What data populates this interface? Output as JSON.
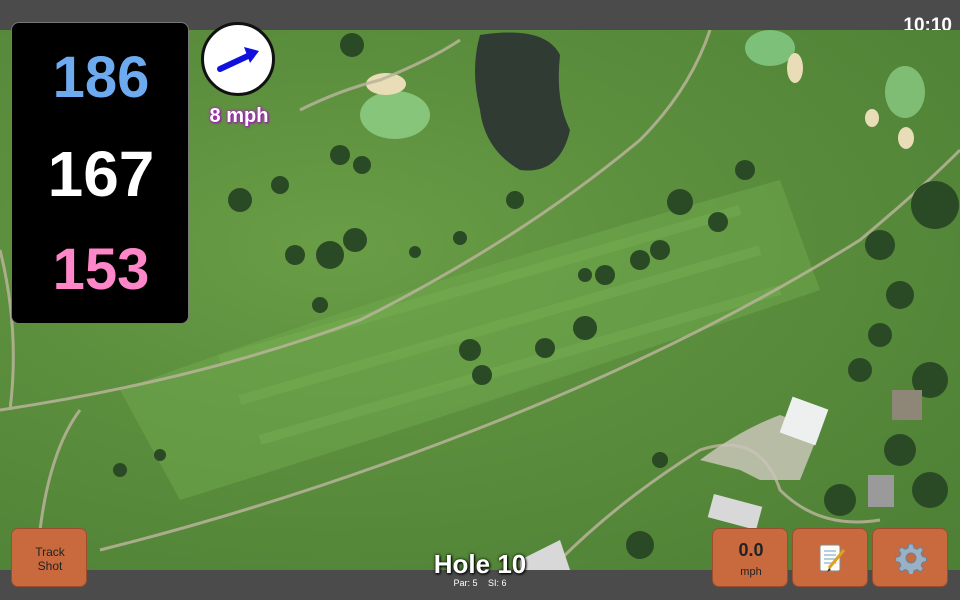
{
  "status": {
    "time": "10:10"
  },
  "yardage": {
    "back": "186",
    "middle": "167",
    "front": "153"
  },
  "wind": {
    "speed_label": "8 mph",
    "arrow_icon": "wind-direction-arrow-icon",
    "direction": "blowing right-up"
  },
  "hole": {
    "title": "Hole 10",
    "par": "Par: 5",
    "si": "SI: 6"
  },
  "buttons": {
    "track_shot_line1": "Track",
    "track_shot_line2": "Shot",
    "wind_value": "0.0",
    "wind_unit": "mph",
    "notes_icon": "notepad-icon",
    "settings_icon": "gear-icon"
  },
  "colors": {
    "back": "#6eaaf0",
    "middle": "#ffffff",
    "front": "#ff86c8",
    "button": "#c86a3e",
    "wind_text_glow": "#b020c8"
  }
}
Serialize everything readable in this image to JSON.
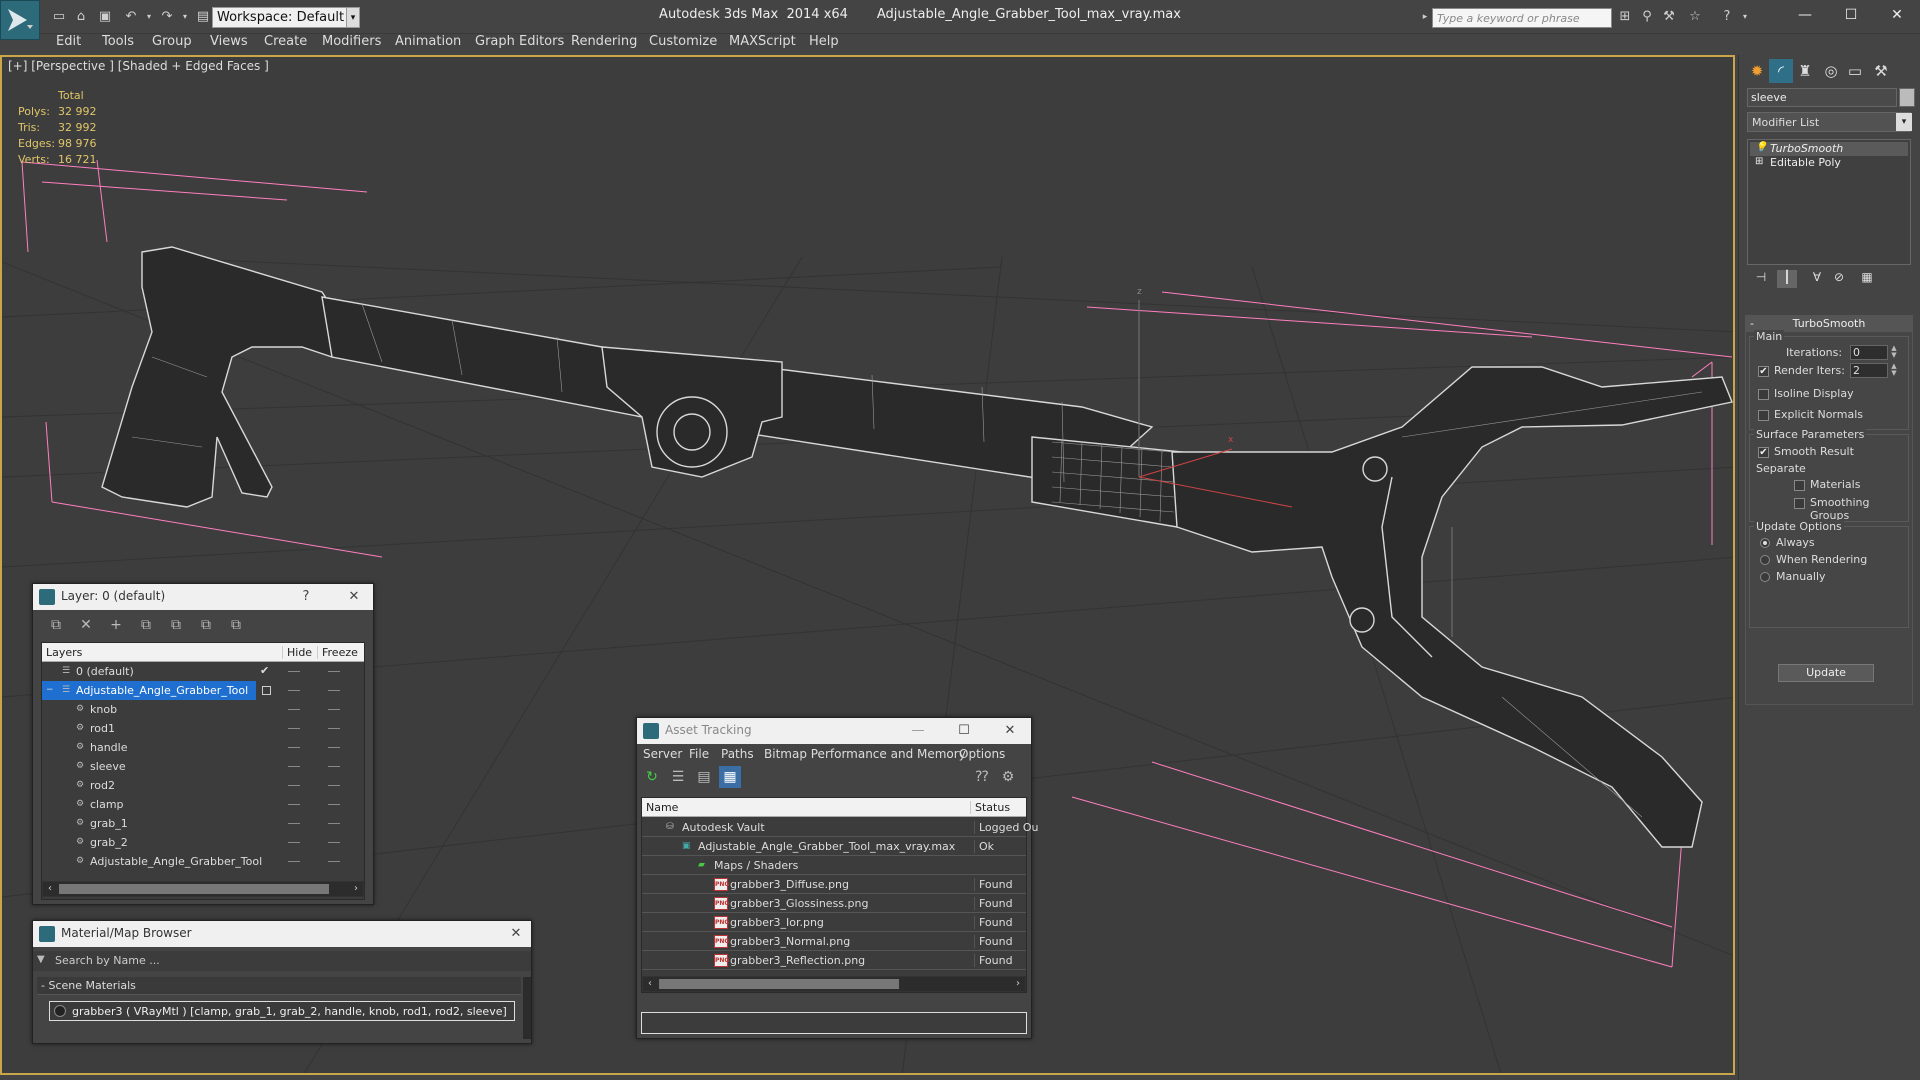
{
  "titlebar": {
    "workspace": "Workspace: Default",
    "app_title": "Autodesk 3ds Max  2014 x64       Adjustable_Angle_Grabber_Tool_max_vray.max",
    "search_placeholder": "Type a keyword or phrase"
  },
  "menu": [
    "Edit",
    "Tools",
    "Group",
    "Views",
    "Create",
    "Modifiers",
    "Animation",
    "Graph Editors",
    "Rendering",
    "Customize",
    "MAXScript",
    "Help"
  ],
  "viewport": {
    "label": "[+] [Perspective ] [Shaded + Edged Faces ]",
    "stats": {
      "header": "Total",
      "polys_label": "Polys:",
      "polys": "32 992",
      "tris_label": "Tris:",
      "tris": "32 992",
      "edges_label": "Edges:",
      "edges": "98 976",
      "verts_label": "Verts:",
      "verts": "16 721"
    },
    "axis_z": "z",
    "axis_x": "x"
  },
  "command_panel": {
    "object_name": "sleeve",
    "modifier_list": "Modifier List",
    "stack": [
      "TurboSmooth",
      "Editable Poly"
    ],
    "turbosmooth": {
      "title": "TurboSmooth",
      "main": "Main",
      "iterations_label": "Iterations:",
      "iterations": "0",
      "render_iters_label": "Render Iters:",
      "render_iters": "2",
      "isoline": "Isoline Display",
      "explicit_normals": "Explicit Normals",
      "surface_params": "Surface Parameters",
      "smooth_result": "Smooth Result",
      "separate": "Separate",
      "materials": "Materials",
      "smoothing_groups": "Smoothing Groups",
      "update_options": "Update Options",
      "always": "Always",
      "when_rendering": "When Rendering",
      "manually": "Manually",
      "update_button": "Update"
    }
  },
  "layer_dialog": {
    "title": "Layer: 0 (default)",
    "help": "?",
    "col_layers": "Layers",
    "col_hide": "Hide",
    "col_freeze": "Freeze",
    "rows": [
      "0 (default)",
      "Adjustable_Angle_Grabber_Tool",
      "knob",
      "rod1",
      "handle",
      "sleeve",
      "rod2",
      "clamp",
      "grab_1",
      "grab_2",
      "Adjustable_Angle_Grabber_Tool"
    ]
  },
  "asset_tracking": {
    "title": "Asset Tracking",
    "menu": [
      "Server",
      "File",
      "Paths",
      "Bitmap Performance and Memory",
      "Options"
    ],
    "col_name": "Name",
    "col_status": "Status",
    "rows": [
      {
        "name": "Autodesk Vault",
        "status": "Logged Ou"
      },
      {
        "name": "Adjustable_Angle_Grabber_Tool_max_vray.max",
        "status": "Ok"
      },
      {
        "name": "Maps / Shaders",
        "status": ""
      },
      {
        "name": "grabber3_Diffuse.png",
        "status": "Found"
      },
      {
        "name": "grabber3_Glossiness.png",
        "status": "Found"
      },
      {
        "name": "grabber3_Ior.png",
        "status": "Found"
      },
      {
        "name": "grabber3_Normal.png",
        "status": "Found"
      },
      {
        "name": "grabber3_Reflection.png",
        "status": "Found"
      }
    ]
  },
  "material_browser": {
    "title": "Material/Map Browser",
    "search_placeholder": "Search by Name ...",
    "section": "- Scene Materials",
    "item": "grabber3  ( VRayMtl )  [clamp, grab_1, grab_2, handle, knob, rod1, rod2, sleeve]"
  }
}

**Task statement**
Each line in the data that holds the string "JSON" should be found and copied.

**Task result**
What data populates this interface? Output as JSON.
Serialize everything readable in this image to JSON.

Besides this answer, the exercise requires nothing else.